The technique in Photoshop is roughly the same. In order to lighten, select the Dodge Tool. To darken, use the Burn Tool. If you want a way to keep straight which is which and can't remember how traditional printers did this in the darkroom, just visualize that burning things turns them black. This fact isn't technically relevant since we won't be burning anything in that sense, but it can make a good mnemonic device for remembering that burning makes things darker. Next, choose a brush that will allow you to paint the area of the image you want to modify. You can decide to modify Highlights, Midtones or Shadows by means of the Range drop-down box. The Exposure slider will let you control the strength of effect. Be careful not to be too overzealous with your changes since the Burn and Dodge tools actually modify data in your image and can not be undone except by means of the History palette.
If you're uncomfortable with the idea of making edits to your actual image, there is an alternative method that lets you to burn and dodge on a layer instead. It is a bit more complicated, but not by very much. It does not make use of the Burn and Dodge tools at all.

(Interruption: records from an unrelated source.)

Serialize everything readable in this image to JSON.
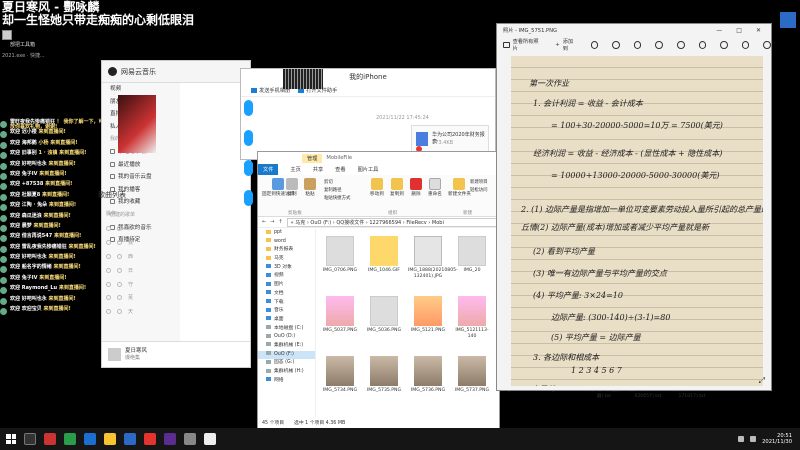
{
  "stream": {
    "title_line1": "夏日寒风 - 酆咏麟",
    "title_line2": "却一生怪她只带走痴痴的心剩低眼泪",
    "desktop_icon_label": "部把工具箱",
    "exe_line": "2021.exe · 快捷..."
  },
  "chat": [
    {
      "user": "雷旺夜我先惨痛错狂",
      "msg": "！ 我你了解一下，可以放你喜欢礼物，谢谢!"
    },
    {
      "user": "欢迎 迟小楼",
      "msg": "来到直播间!"
    },
    {
      "user": "欢迎 海邦鹅",
      "msg": "小杨 来到直播间!"
    },
    {
      "user": "欢迎 旧事别",
      "msg": "1 · 浊镇 来到直播间!"
    },
    {
      "user": "欢迎 好吧叫也永",
      "msg": "来到直播间!"
    },
    {
      "user": "欢迎 兔子IV",
      "msg": "来到直播间!"
    },
    {
      "user": "欢迎 +87538",
      "msg": "来到直播间!"
    },
    {
      "user": "欢迎 杜颖夏8",
      "msg": "来到直播间!"
    },
    {
      "user": "欢迎 江陶 · 兔朵",
      "msg": "来到直播间!"
    },
    {
      "user": "欢迎 森瓜迷浪",
      "msg": "来到直播间!"
    },
    {
      "user": "欢迎 晨梦",
      "msg": "来到直播间!"
    },
    {
      "user": "欢迎 借言再说547",
      "msg": "来到直播间!"
    },
    {
      "user": "欢迎 雷乱夜我先惨痛错狂",
      "msg": "来到直播间!"
    },
    {
      "user": "欢迎 好吧叫也永",
      "msg": "来到直播间!"
    },
    {
      "user": "欢迎 船名字的情绪",
      "msg": "来到直播间!"
    },
    {
      "user": "欢迎 兔子IV",
      "msg": "来到直播间!"
    },
    {
      "user": "欢迎 Raymond_Lu",
      "msg": "来到直播间!"
    },
    {
      "user": "欢迎 好吧叫也永",
      "msg": "来到直播间!"
    },
    {
      "user": "欢迎 欢迎宝贝",
      "msg": "来到直播间!"
    }
  ],
  "music": {
    "app_name": "网易云音乐",
    "sidebar": [
      {
        "label": "视频",
        "section": false
      },
      {
        "label": "朋友",
        "section": false
      },
      {
        "label": "直播",
        "section": false
      },
      {
        "label": "私人FM",
        "section": false
      },
      {
        "label": "我的音乐",
        "section": true
      },
      {
        "label": "本地与下载",
        "section": false
      },
      {
        "label": "最近播放",
        "section": false
      },
      {
        "label": "我的音乐云盘",
        "section": false
      },
      {
        "label": "我的播客",
        "section": false
      },
      {
        "label": "我的收藏",
        "section": false
      },
      {
        "label": "创建的歌单",
        "section": true
      },
      {
        "label": "我喜欢的音乐",
        "section": false
      },
      {
        "label": "直播待定",
        "section": false
      }
    ],
    "songlist_title": "歌曲列表",
    "col_action": "操作",
    "row_texts": [
      "红",
      "我",
      "西",
      "日",
      "守",
      "芙",
      "天"
    ],
    "user_name": "夏日寒风",
    "user_sub": "爆绝集"
  },
  "iphone": {
    "title": "我的iPhone",
    "send_file": "发送手机相册",
    "transfer": "打开文件助手",
    "timestamp": "2021/11/22 17:45:24",
    "file_name": "华为公司2020年财务报表",
    "file_size": "373.4KB"
  },
  "explorer": {
    "title_tab": "管理",
    "title_path": "MobileFile",
    "tabs": [
      "文件",
      "主页",
      "共享",
      "查看",
      "图片工具"
    ],
    "ribbon": {
      "pin": "固定到快速访问",
      "copy": "复制",
      "paste": "粘贴",
      "cut": "剪切",
      "copy_path": "复制路径",
      "paste_shortcut": "粘贴快捷方式",
      "move_to": "移动到",
      "copy_to": "复制到",
      "delete": "删除",
      "rename": "重命名",
      "new_folder": "新建文件夹",
      "new_item": "新建项目",
      "easy_access": "轻松访问",
      "sec_clipboard": "剪贴板",
      "sec_organize": "组织",
      "sec_new": "新建"
    },
    "address": "« 马克 › OuO (F:) › QQ接收文件 › 1227966594 › FileRecv › Mobi",
    "nav": [
      {
        "label": "ppt",
        "type": "folder"
      },
      {
        "label": "word",
        "type": "folder"
      },
      {
        "label": "财务报表",
        "type": "folder"
      },
      {
        "label": "马克",
        "type": "pc"
      },
      {
        "label": "3D 对象",
        "type": "blue"
      },
      {
        "label": "视频",
        "type": "blue"
      },
      {
        "label": "图片",
        "type": "blue"
      },
      {
        "label": "文档",
        "type": "blue"
      },
      {
        "label": "下载",
        "type": "blue"
      },
      {
        "label": "音乐",
        "type": "blue"
      },
      {
        "label": "桌面",
        "type": "blue"
      },
      {
        "label": "本地磁盘 (C:)",
        "type": "gray"
      },
      {
        "label": "OuO (D:)",
        "type": "gray"
      },
      {
        "label": "集群机械 (E:)",
        "type": "gray"
      },
      {
        "label": "OuO (F:)",
        "type": "gray",
        "selected": true
      },
      {
        "label": "固态 (G:)",
        "type": "gray"
      },
      {
        "label": "集群机械 (H:)",
        "type": "gray"
      },
      {
        "label": "网络",
        "type": "blue"
      }
    ],
    "files": [
      {
        "name": "IMG_0706.PNG",
        "thumb": "w"
      },
      {
        "name": "IMG_1046.GIF",
        "thumb": "y"
      },
      {
        "name": "IMG_1888(20210805-132401).JPG",
        "thumb": "d"
      },
      {
        "name": "IMG_20",
        "thumb": "w"
      },
      {
        "name": "IMG_5037.PNG",
        "thumb": "p"
      },
      {
        "name": "IMG_5036.PNG",
        "thumb": "w"
      },
      {
        "name": "IMG_5121.PNG",
        "thumb": "o"
      },
      {
        "name": "IMG_5121113-140",
        "thumb": "p"
      },
      {
        "name": "IMG_5734.PNG",
        "thumb": "g"
      },
      {
        "name": "IMG_5735.PNG",
        "thumb": "g"
      },
      {
        "name": "IMG_5736.PNG",
        "thumb": "g"
      },
      {
        "name": "IMG_5737.PNG",
        "thumb": "g"
      },
      {
        "name": "IMG_5739.PNG",
        "thumb": "g"
      },
      {
        "name": "IMG_5740.PNG",
        "thumb": "g"
      },
      {
        "name": "计算机工作(服务器).txt",
        "thumb": "d"
      },
      {
        "name": "文本 (2019-09-05 020657).txt",
        "thumb": "d"
      },
      {
        "name": "文本 (2021-11-02 171017).txt",
        "thumb": "d"
      }
    ],
    "status_count": "45 个项目",
    "status_selected": "选中 1 个项目 4.36 MB"
  },
  "photos": {
    "title": "照片 - IMG_5751.PNG",
    "toolbar": [
      "查看所有照片",
      "添加到"
    ],
    "controls": [
      "—",
      "□",
      "✕"
    ],
    "handwriting": [
      "第一次作业",
      "1.  会计利润 = 收益 - 会计成本",
      "= 100+30-20000-5000=10万  = 7500(美元)",
      "经济利润 = 收益 - 经济成本 - (显性成本 + 隐性成本)",
      "= 10000+13000-20000-5000-30000(美元)",
      "2. (1) 边际产量是指增加一单位可变要素劳动投入量所引起的总产量的增加",
      "丘情(2) 边际产量(成本)增加或者减少平均产量就是新",
      "(2) 看到平均产量",
      "(3) 唯一有边际产量与平均产量的交点",
      "(4) 平均产量: 3×24=10",
      "边际产量: (300-140)÷(3-1)=80",
      "(5) 平均产量 = 边际产量",
      "3. 各边际和相成本",
      "1    2    3    4    5    6    7",
      "产量总"
    ]
  },
  "taskbar": {
    "time": "20:51",
    "date": "2021/11/30"
  }
}
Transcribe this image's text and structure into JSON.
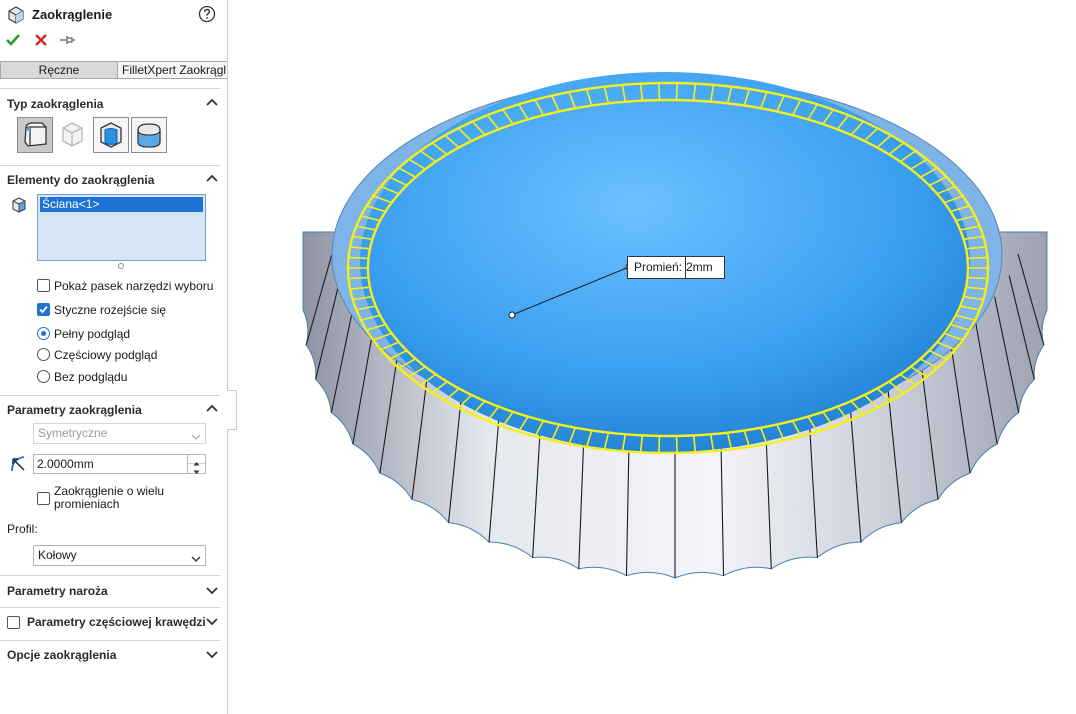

The first thing you'll need for this technique is a new layer. Rather than just any layer though, it needs to be a special kind of layer. From the menus, select Layer >> New >> Layer .... You will be presented with a dialog box allowing you to specify the options for your new layer. As an alternative, you can get the same dialog by clicking on the "new layer" icon at the bottom of the Layers palette while holding down the Alt/Option key. Regardless of how you get there, select "Overlay" in the Mode drop-down. A box labeled "Fill with Overlay-neutral color (50% gray)" that will appear underneath it. Check it and click on "OK." Your new layer will show up in the Layers palette as gray but will not affect the appearance of your image at all.
In Overlay mode, anything darker than 50% gray will darken the underlying layer, while anything brighter than that will lighten it. We can use this fact to selectively burn and dodge an image. Press "D" to reset your foreground and background colors to their default white and black colors. Then, select an appropriately sized brush and adjust its Opacity to around 10% and paint away. You can press the "X" key to swap foreground and background colors and toggle which one you are painting with. If you overdo it, you can switch back by using the opposite color. Be sure you are painting on the Overlay layer rather than your actual image of course.
While Levels and Curves let you brighten or darken an entire image and make other global adjustments to tone and contrast, dodging and burning let you make localized changes. It won't let you make a bad image good, but it will help you get the most out of your good images by optimizing their tonality.
Update 7/04/2005 - As an alternative to the Overlay blending mode, you may want to try "Soft Light" mode for even more subtle effects. Of course, you can always tone down the effect by adjusting the opacity of the burn and dodge layer in either blending mode.